Even before the recent attacks on solidly middle-class educators emerged, there has always been an important element of the culture wars in the attacks on higher education. Mr. Santorum is only the most recent cultural conservative to attack colleges for supposedly “indoctrinating” students in liberal dogma. Americans are apparently meant to believe that their tax money is being ill-spent on subsidizing higher education, because their children are being inculcated with nothing but airy-fairy, lefty political cant.
That argument is, again, based on nothing more than the wild fantasies of those with a broader political agenda. Rather than refuting the argument by describing what goes on inside America’s college classrooms, however, we can simply look at what comes out of them. Even if it were true that colleges are incubators of liberalism, they are obviously doing something right.
America’s hard-headed businessmen and businesswomen—people who are interested in making a profit—find it worthwhile to recruit America’s college graduates, and to pay them much more than they would pay a high school graduate. How to explain the salary difference? Unless we believe that the market system is completely broken—and has been for decades—we ought to conclude that American colleges and universities are creating graduates who provide economic value.

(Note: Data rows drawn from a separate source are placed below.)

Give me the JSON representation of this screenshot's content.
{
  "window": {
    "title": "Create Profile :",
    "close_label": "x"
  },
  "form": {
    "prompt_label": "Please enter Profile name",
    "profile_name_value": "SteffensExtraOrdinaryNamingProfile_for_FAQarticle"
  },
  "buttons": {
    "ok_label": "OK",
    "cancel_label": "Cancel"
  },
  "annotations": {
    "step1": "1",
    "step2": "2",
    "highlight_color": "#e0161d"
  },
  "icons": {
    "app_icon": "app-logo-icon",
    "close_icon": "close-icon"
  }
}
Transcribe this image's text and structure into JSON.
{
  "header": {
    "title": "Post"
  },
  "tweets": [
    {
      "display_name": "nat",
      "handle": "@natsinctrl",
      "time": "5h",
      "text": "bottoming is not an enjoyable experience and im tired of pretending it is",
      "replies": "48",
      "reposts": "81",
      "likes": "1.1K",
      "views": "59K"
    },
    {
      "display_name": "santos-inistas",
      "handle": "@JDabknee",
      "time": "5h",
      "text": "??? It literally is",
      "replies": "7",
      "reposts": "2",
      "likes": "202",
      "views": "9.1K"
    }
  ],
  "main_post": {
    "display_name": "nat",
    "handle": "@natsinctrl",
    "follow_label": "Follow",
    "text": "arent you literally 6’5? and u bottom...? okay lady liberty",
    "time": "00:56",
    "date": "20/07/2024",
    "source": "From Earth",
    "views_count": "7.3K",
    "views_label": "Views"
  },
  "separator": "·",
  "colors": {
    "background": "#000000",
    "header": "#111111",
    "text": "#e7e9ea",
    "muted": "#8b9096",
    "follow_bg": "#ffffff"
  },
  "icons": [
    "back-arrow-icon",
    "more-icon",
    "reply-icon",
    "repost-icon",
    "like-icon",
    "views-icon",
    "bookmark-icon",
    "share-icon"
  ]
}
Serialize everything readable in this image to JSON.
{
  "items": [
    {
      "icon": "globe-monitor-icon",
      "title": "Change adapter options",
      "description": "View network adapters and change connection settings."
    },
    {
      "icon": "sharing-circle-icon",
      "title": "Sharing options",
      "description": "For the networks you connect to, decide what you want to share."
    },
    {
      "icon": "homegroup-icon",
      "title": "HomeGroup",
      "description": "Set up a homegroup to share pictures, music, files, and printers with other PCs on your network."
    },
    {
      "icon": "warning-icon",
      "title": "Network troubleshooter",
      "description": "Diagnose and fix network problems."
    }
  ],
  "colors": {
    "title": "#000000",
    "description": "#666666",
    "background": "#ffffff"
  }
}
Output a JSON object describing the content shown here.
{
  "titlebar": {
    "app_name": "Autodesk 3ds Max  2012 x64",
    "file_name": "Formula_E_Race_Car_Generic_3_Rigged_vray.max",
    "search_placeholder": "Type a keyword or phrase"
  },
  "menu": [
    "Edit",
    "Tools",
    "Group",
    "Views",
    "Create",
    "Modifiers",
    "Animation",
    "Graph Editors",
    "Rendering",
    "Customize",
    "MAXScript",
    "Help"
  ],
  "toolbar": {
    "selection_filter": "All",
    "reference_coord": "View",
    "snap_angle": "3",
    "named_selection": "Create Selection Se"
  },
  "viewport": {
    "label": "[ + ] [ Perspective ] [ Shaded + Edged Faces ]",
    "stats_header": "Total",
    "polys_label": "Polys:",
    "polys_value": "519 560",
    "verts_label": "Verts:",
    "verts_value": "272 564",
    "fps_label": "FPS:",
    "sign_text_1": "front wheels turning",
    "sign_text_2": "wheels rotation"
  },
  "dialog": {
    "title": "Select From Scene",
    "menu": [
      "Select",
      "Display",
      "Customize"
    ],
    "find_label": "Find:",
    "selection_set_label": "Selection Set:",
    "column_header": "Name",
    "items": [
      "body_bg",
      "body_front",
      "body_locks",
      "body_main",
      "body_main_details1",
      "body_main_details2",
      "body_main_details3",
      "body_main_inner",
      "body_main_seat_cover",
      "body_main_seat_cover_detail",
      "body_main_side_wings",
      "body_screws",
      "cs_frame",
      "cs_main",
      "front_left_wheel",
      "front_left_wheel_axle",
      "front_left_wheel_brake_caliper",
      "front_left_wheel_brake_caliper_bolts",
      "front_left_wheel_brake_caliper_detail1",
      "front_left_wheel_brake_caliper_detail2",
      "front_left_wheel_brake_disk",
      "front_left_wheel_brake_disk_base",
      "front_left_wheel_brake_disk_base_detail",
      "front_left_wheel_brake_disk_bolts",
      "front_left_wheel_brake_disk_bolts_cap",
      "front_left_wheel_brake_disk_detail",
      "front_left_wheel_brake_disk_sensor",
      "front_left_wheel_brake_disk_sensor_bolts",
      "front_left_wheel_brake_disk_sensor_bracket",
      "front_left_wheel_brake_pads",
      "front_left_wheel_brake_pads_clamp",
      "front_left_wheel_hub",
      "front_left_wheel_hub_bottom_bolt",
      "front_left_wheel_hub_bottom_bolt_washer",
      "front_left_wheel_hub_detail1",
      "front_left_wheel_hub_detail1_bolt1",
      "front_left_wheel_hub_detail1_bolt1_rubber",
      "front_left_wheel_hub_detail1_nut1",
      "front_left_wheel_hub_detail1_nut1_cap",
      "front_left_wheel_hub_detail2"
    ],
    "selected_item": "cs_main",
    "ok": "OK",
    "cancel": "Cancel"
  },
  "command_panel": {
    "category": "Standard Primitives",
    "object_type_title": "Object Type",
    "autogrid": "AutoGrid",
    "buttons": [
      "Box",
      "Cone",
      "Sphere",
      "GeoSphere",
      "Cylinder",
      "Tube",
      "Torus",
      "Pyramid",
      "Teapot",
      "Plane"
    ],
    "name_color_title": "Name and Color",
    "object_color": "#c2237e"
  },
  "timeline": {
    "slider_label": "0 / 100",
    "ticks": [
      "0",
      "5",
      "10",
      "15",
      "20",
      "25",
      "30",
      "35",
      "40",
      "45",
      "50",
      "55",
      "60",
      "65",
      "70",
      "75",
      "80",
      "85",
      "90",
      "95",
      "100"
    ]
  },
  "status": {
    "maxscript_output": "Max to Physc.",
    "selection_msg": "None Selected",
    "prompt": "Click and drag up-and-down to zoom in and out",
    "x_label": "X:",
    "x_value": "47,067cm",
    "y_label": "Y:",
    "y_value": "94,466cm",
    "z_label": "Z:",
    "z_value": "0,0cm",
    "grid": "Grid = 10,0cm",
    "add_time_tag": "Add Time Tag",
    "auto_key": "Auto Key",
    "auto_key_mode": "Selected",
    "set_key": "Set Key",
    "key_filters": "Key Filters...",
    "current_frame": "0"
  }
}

In addition, those other countries that have educated themselves into prosperity (in many cases, to the point where their living standards are now higher than in the United States) have long sent their most promising students to American universities. Our system of higher education—both our public colleges and universities, and our private universities that educate students who take out publicly-subsidized loans—is still the envy of the world.
That asset can, however, be squandered. In the 1980’s, British politicians savaged that country’s once-excellent university system, turning it into a mere shadow of its former self. American politicians have been doing the same here for decades, leading to a pronounced decline in our advantage over other countries. It is not too late to save ourselves, but the trends are running decidedly in the wrong direction.
The fact is that any large institution can be improved, and American higher education is no exception. Reasonable people can and do work together every day, to try to figure out the best way forward for our colleges and universities. That work should continue. Turning one of America’s greatest resources into a political punching bag, however, is a dangerous and self-destructive game. And it is a game that the people of the United States can ill afford to play.